Tally up the lines below that contain the word "JSON" and give the total alone.

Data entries
=-=-=-=-=
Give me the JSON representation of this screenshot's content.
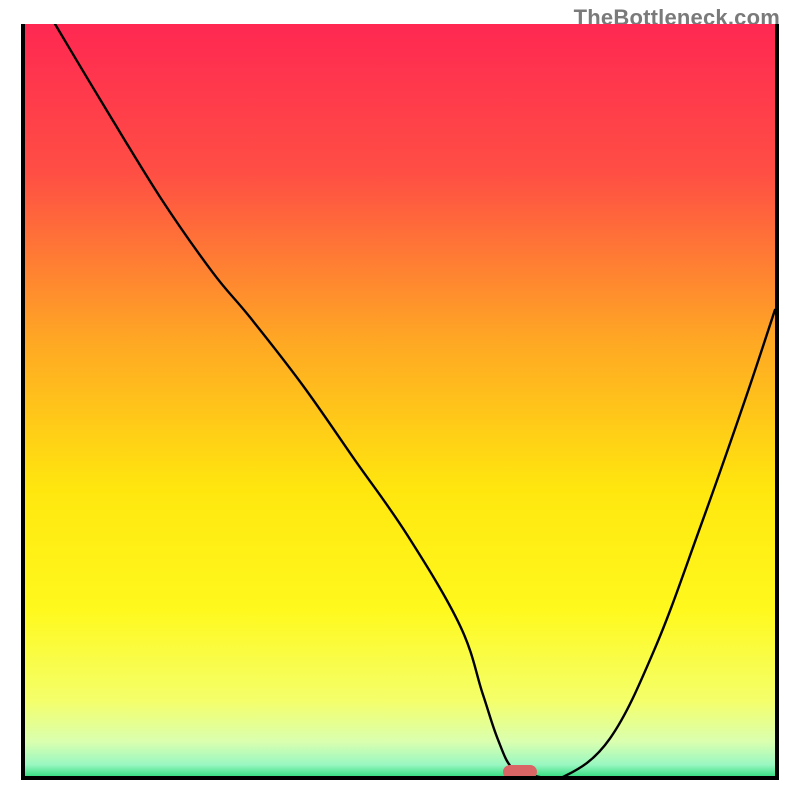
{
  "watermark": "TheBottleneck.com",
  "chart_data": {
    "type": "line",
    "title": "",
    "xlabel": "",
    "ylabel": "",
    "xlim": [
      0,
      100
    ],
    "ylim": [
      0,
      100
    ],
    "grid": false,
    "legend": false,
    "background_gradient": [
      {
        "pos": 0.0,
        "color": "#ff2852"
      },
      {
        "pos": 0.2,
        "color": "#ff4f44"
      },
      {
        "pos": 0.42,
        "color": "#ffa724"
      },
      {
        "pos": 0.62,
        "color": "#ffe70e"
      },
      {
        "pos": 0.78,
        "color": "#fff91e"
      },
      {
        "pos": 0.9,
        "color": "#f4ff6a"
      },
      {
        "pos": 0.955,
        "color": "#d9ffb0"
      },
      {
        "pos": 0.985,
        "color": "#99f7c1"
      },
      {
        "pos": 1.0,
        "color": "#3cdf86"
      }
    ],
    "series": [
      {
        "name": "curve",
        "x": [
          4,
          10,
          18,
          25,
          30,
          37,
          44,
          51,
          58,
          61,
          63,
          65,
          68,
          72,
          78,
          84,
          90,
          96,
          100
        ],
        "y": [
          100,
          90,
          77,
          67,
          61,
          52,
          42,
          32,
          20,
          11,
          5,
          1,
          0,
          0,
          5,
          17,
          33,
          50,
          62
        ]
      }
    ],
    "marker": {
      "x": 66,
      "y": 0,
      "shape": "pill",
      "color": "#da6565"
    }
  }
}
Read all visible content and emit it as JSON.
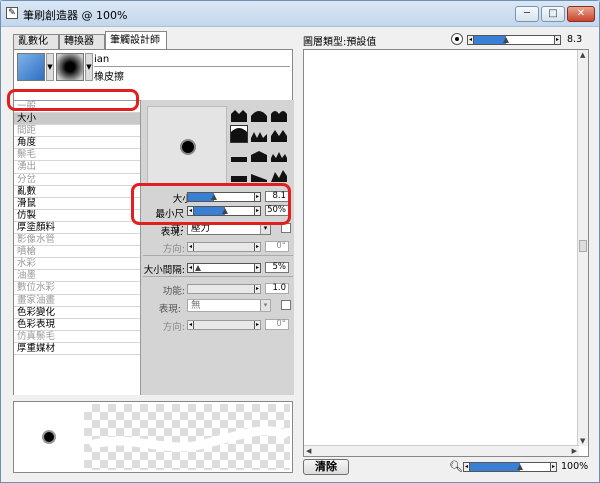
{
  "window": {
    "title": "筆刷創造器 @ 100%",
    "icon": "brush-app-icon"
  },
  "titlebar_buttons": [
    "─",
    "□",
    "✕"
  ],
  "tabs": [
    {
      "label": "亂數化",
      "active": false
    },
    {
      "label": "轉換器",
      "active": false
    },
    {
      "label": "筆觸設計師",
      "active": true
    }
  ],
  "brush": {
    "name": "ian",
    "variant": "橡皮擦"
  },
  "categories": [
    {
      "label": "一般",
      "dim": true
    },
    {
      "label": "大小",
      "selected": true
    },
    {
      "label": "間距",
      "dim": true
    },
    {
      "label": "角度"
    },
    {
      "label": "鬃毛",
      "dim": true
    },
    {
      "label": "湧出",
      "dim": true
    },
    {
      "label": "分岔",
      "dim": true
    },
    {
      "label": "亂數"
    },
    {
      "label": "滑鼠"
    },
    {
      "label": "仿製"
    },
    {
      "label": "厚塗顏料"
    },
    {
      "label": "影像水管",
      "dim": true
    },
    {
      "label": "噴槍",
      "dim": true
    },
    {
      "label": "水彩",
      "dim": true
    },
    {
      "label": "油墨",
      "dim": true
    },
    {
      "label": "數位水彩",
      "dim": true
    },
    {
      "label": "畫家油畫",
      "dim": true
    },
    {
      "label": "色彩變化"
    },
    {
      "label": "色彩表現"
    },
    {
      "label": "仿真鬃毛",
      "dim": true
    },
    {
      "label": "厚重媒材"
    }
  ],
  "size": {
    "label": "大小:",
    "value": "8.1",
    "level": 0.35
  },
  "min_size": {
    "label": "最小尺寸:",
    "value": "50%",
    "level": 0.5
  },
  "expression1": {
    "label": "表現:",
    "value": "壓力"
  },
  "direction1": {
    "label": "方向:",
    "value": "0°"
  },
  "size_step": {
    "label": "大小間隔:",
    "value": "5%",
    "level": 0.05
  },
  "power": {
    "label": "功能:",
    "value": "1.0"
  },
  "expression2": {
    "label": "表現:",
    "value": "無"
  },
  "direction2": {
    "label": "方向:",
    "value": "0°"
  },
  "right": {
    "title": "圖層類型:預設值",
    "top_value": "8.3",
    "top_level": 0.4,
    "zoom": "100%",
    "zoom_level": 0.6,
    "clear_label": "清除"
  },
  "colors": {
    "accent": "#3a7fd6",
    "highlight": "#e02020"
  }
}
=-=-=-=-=
## Expected answer
2